Those things said, let’s be honest: we want cheap personal website hosting. Especially for my personal sites, it’s often more of a hobby than a business. So the amount I’m paying every month to host that page is a big factor. Because I don’t think it sees torrents of traffic (and Google Analytics confirms that), I don’t worry that that site is on a slightly-worse uptime account than I could have it on. Because keeping it on that cheaper hosting saves me money every month.
It’s a tough balance to strike. As someone who has seen people frustrated, annoyed, or losing valuable work because of bad hosting experiences, I want to give you the highest-quality recommendation I can. But as someone who also knows that money, well, costs something, I can’t happily point you to $40/month hosting.
So, What’s the Best Web Host for a Personal Website?
What WordPress hosting is best is a topic we cover at length here:
But rather than just send you there (it’s a great article from my business partner, Fred), I do want to give you some customized recommendations for your personal website hosting needs. But, don’t be surprised that they overlap a lot with Fred’s recommendations in that article.
SiteGround: For Shared WordPress Hosting
First and foremost, I think that you’ll want to consider shared hosting. A shared host supports you to register your domain name,
example.com, but also provide you with your server. That saves you a little complexity, and it also makes it very affordable for you to do email for something like
[email protected]. This is something that WordPress-focused hosts (like my next recommendation, or WP Engine, don’t do).
SiteGround is our favorite shared hosting company. By leaps-and-bounds. They’re just good. Their support is responsive and knowledgeable and their server speed and technology is impressive. If you’re going to buy directly, I’ll tell you to get the SiteGround GrowBig plan. It’s $5.95/month to start (renewing at $20), and works super well for my on my hope projects like Low-Key Coffee Snobs.
For more details about picking the right SiteGround plan tier, here’s our full guide:
Which is the Best SiteGround Plan? The WordPress Shared Hosting Comparison
Flywheel: For Managed WordPress Hosting
For WordPress-specific hosting, which again won’t offer you email or domain management services, I like Flywheel best. I have a few friends who’ve just jumped to them from WP Engine (my second most-good option for you), and are quite quite happy. Flywheel is slightly smaller company, but I’ve heard nothing but good things about them. And their plans are notably cheaper than WP Engine’s.
Other Great Options for Personal Website Hosting
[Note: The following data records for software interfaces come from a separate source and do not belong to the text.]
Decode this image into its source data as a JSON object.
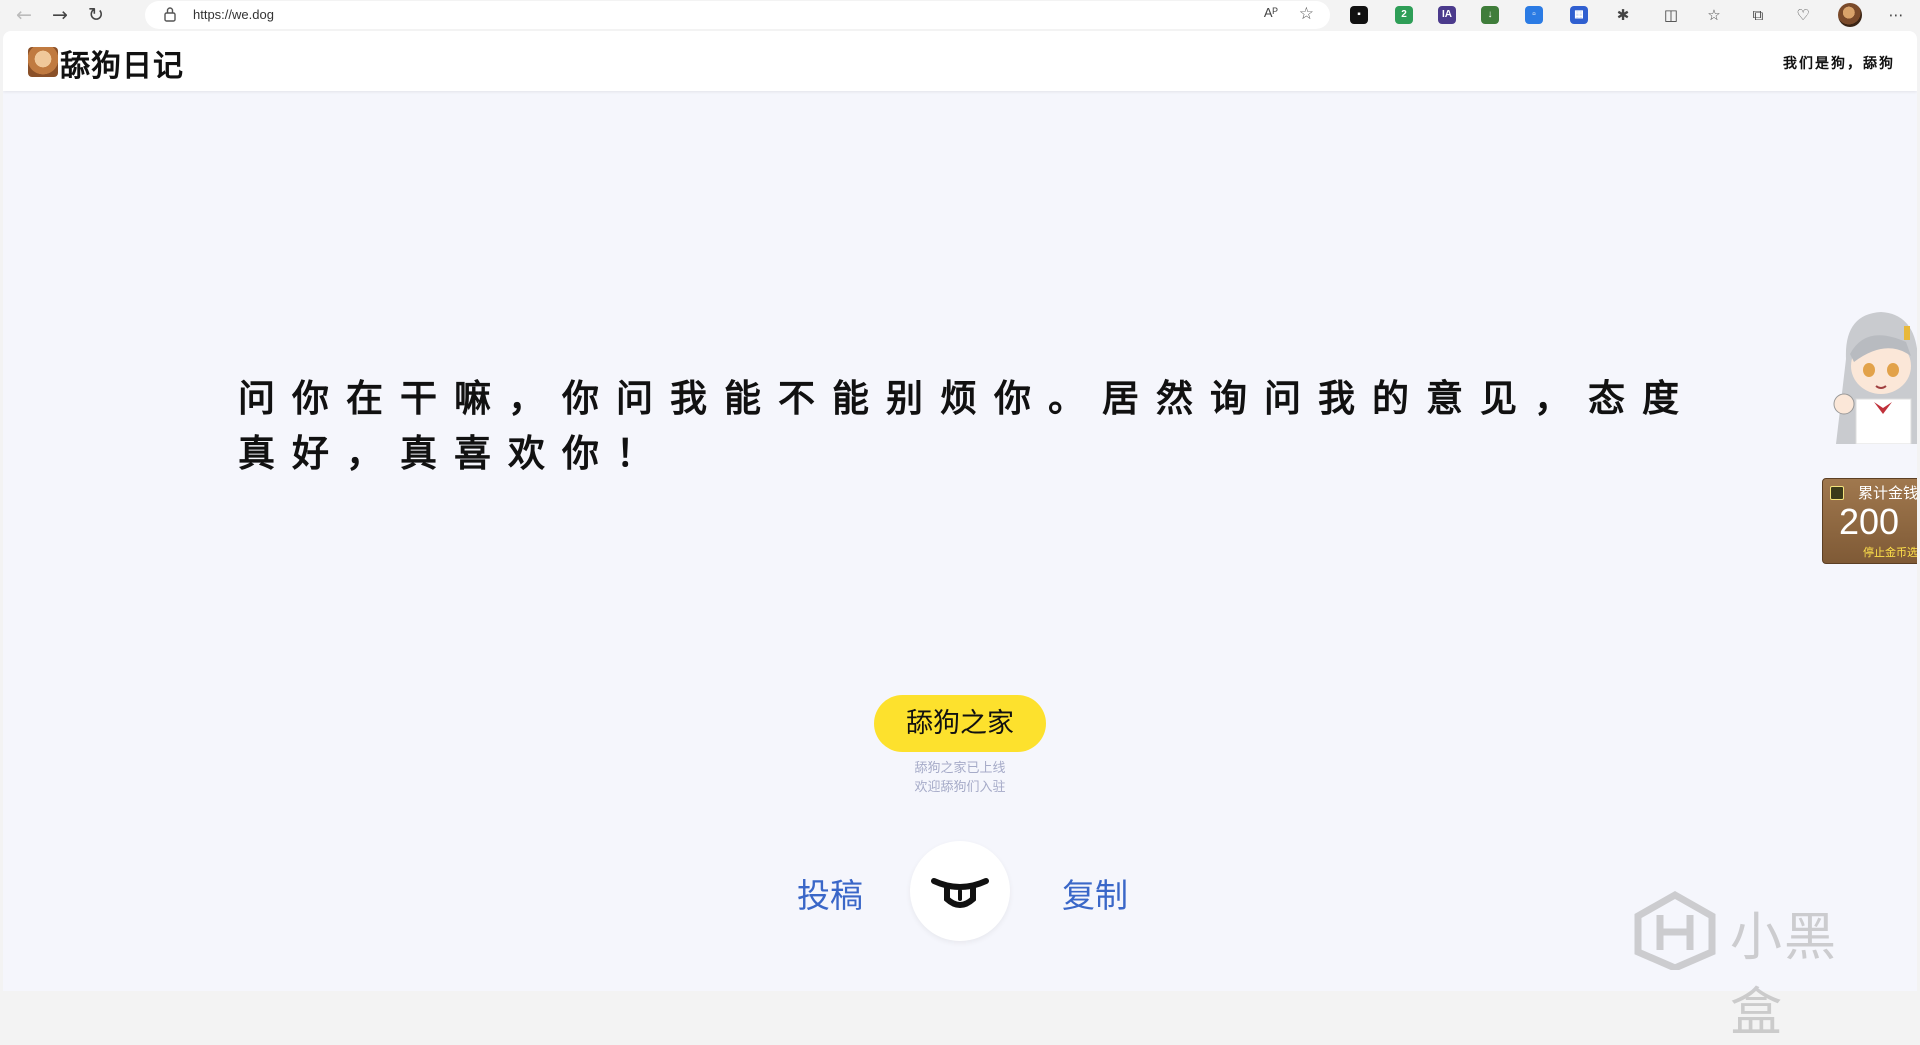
{
  "browser": {
    "url": "https://we.dog",
    "read_aloud_label": "Aᴾ",
    "extensions": [
      {
        "name": "extension-black-icon",
        "color": "#111111",
        "glyph": "■"
      },
      {
        "name": "extension-shield-icon",
        "color": "#2e9e57",
        "glyph": "2"
      },
      {
        "name": "extension-ia-icon",
        "color": "#4b3a8c",
        "glyph": "IA"
      },
      {
        "name": "extension-download-icon",
        "color": "#3f7d3a",
        "glyph": "↓"
      },
      {
        "name": "extension-blue-icon",
        "color": "#2b7be4",
        "glyph": "□"
      },
      {
        "name": "extension-grid-icon",
        "color": "#2f5fd0",
        "glyph": "▦"
      }
    ]
  },
  "site": {
    "logo_text": "舔狗日记",
    "slogan": "我们是狗，舔狗"
  },
  "quote": {
    "text": "问你在干嘛，你问我能不能别烦你。居然询问我的意见，态度真好，真喜欢你！"
  },
  "home": {
    "button_label": "舔狗之家",
    "notice_line1": "舔狗之家已上线",
    "notice_line2": "欢迎舔狗们入驻"
  },
  "actions": {
    "submit_label": "投稿",
    "copy_label": "复制"
  },
  "coin_widget": {
    "title": "累计金钱",
    "count": "200",
    "stop_label": "停止金币选"
  },
  "watermark": {
    "text": "小黑盒"
  },
  "colors": {
    "accent_yellow": "#fde12d",
    "link_blue": "#3a67c8",
    "page_bg": "#f5f6fc"
  }
}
Like I said, check out our broader guide to the best WordPress hosting if you don’t like either of those above recommendations for my best personal website hosting recommendations. My quick scatter-shot second thoughts are:
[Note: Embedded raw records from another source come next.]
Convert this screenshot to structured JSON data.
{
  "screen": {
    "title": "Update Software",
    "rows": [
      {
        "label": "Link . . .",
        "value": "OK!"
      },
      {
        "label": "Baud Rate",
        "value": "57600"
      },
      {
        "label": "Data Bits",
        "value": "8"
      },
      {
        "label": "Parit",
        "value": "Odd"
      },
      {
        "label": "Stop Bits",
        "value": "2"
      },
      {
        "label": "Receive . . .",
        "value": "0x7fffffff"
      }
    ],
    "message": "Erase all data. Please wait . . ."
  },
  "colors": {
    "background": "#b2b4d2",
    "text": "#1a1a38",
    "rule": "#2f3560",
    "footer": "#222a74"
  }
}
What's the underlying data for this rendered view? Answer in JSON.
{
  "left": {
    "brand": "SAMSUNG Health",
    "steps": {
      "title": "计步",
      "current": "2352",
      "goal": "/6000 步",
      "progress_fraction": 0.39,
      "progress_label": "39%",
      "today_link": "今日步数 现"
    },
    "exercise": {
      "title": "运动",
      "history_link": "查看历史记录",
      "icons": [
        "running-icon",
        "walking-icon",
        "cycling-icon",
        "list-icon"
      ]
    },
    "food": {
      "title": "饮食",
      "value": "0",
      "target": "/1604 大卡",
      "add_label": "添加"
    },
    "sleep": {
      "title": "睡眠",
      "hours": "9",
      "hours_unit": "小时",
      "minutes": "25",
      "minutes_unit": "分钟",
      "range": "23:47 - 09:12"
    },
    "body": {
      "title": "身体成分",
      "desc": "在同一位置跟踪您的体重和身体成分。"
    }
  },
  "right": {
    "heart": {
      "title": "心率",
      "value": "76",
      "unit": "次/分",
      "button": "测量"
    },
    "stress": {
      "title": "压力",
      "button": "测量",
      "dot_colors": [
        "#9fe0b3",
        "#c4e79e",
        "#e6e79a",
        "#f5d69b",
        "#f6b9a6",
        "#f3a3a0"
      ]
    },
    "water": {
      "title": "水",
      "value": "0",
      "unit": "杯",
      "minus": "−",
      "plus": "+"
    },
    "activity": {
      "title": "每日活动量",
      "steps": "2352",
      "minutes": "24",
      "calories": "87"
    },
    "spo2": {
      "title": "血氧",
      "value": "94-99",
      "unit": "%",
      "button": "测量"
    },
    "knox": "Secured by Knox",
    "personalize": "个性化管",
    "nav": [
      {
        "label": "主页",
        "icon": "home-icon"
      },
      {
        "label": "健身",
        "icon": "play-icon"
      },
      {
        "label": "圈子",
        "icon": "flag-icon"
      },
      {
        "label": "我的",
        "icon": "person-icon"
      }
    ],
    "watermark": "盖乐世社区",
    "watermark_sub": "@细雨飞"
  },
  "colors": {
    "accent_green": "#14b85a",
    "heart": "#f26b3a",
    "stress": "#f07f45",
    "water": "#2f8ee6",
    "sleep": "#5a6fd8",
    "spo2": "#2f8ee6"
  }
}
- WP Engine, who I’ve mentioned a few times. They’re like Flywheel, but bigger and a little pricier.
- Kinsta, a smaller and more performance-oriented company we hear great things about.
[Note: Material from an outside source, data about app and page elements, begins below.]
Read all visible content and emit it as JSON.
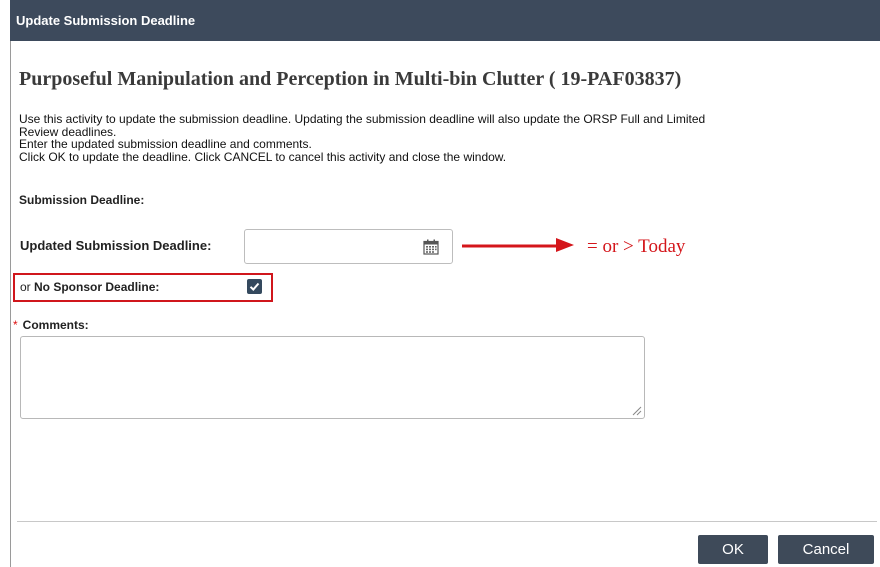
{
  "window": {
    "title": "Update Submission Deadline"
  },
  "heading": "Purposeful Manipulation and Perception in Multi-bin Clutter ( 19-PAF03837)",
  "instructions": [
    "Use this activity to update the submission deadline. Updating the submission deadline will also update the ORSP Full and Limited",
    "Review deadlines.",
    "Enter the updated submission deadline and comments.",
    "Click OK to update the deadline. Click CANCEL to cancel this activity and close the window."
  ],
  "form": {
    "section_label": "Submission Deadline:",
    "updated_deadline_label": "Updated Submission Deadline:",
    "updated_deadline_value": "",
    "no_sponsor_prefix": "or",
    "no_sponsor_label": "No Sponsor Deadline:",
    "no_sponsor_checked": true,
    "comments_required_marker": "*",
    "comments_label": "Comments:",
    "comments_value": ""
  },
  "annotation": {
    "text": "= or > Today",
    "color": "#d4161b"
  },
  "buttons": {
    "ok": "OK",
    "cancel": "Cancel"
  },
  "colors": {
    "titlebar": "#3d4a5c",
    "button": "#3e4a59",
    "highlight": "#d0161c",
    "checkbox": "#34495e"
  },
  "icons": {
    "date_picker": "calendar-icon",
    "checkbox_mark": "check-icon",
    "resize": "resize-grip-icon"
  }
}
- Cloudways, a slightly-nerdier option. I wouldn’t pick them if you’ve never heard of “a VPS” (virtual private server). But if you have, I’ve heard great things.
The Best Web Host for a Personal Website = Best for YOU
So, what’s the best web host for personal websites? As you may have picked up so far, I think it varies. There’s isn’t some single silver bullet that I know will serve everyone’s needs perfectly. The need I had for personal website hosting when I was 19 is way different from what I need today. And those needs are also quite different from the personal WordPress website hosting needs of someone like Steven King or Beyonce.
As I said at the outset, if you demand the answer of me, it’s a SiteGround GrowBig plan. It’s what I bought myself last year when doing the same search that you are now. But it’s not a perfect fit for everyone.
And what applies to advice about all WordPress hosting applies just as much to personal websites. You know best what your web hosting needs are, so your best bet is to order your preferences and shop on those features. And steer clear of sham WordPress hosting recommendations, which are far too common. Good luck out there!